In-depth studies: J. Kolendo, Wenetowie w Europie Środkowej i Wschodniej.
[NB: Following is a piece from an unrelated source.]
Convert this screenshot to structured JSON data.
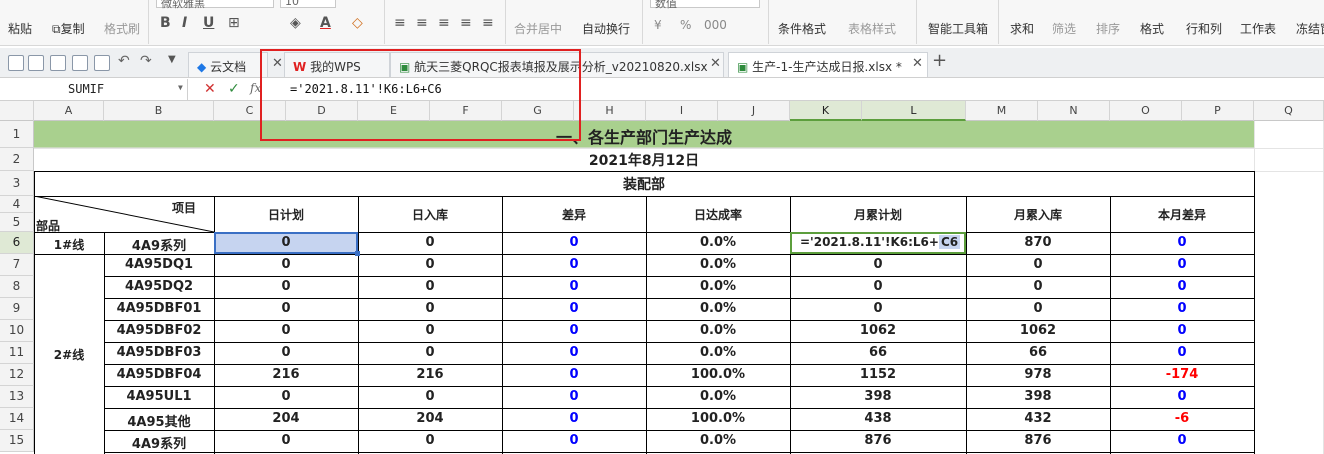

Lokalizacja i rzeczywistość etniczna, Przegląd Historyczny, 75 (1984), pp. 637-653 (reprinted in: J. Kolendo, Świat antyczny i barbarzyńcy. Teksty, zabytki, refleksja nad przeszłością, Warszawa 1998, t. I, pp. 95-106); E. Dąbrowska, Skarb ozdób z VI-VII w. na stanowisku 62A w Nowej Hucie-Mogile, Archeologia Polski, t. 29 (1984), pp. 351-369; F. Biermann, S. Dalitz, K.-U. Heussner, Der Brunnen von Schmerzke, Stadt Brandenburg a.d. Havel, und die absolute Chronologie der frühslawischen Besiedlung im nordostdeutschen Raum, Prähistorische Zeitschrift, 74:2, 1999, pp. 219-243; M. Parczewski, Kultury archeologiczne a teoria wspólnot komunikatywnych, [in:] St. Tabaczyński (eds.), Kultury archeologiczne a rzeczywistość dziejowa, Warszawa 2000, pp. 207-213; M. Parczewski, Podstawy lokalizacji pierwotnych siedzib Słowian, [in:] M. Parczewski, P. Kaczanowski (eds.), Archeologia o początkach Słowian, Kraków 2005, pp. 65-78; P. Poleska, J. Bober, M. Krąpiec, Wczesnosłowiańska półziemianka z osady w Wyciążu, stanowisko 5B, w Krakowie Nowej Hucie, [in:] M. Parczewski, P. Kaczanowski (eds.), Archeologia o początkach Słowian, Kraków 2005, pp. 605-609; St. Turlej, Upadek granicy Cesarstwa na Dunaju, [in:] St. Turlej (eds.), Barbarzyńcy u bram Imperium, Kraków 2007, pp. 185-246; A. Lambropoulou, The Presence of Slavs in the Western Peloponnese during the 7th  and 8th Centuries: New Archaeological Evidence, [in:] D. Quast (eds.), Foreigners in Early Medieval Europe, Monographien des Römisch-Germanischen Zentralmuseums, 78, Mainz 2009, pp. 197-217; ­­­B. Sz. Szmoniewski, The Antes: Eastern ‘Brothers’ of the Sclavenes? [in:] F. Curta (eds.), Neglected Barbarians, Studies in the Early Middle Ages, 32, Turnhout 2010,  pp. 53-82.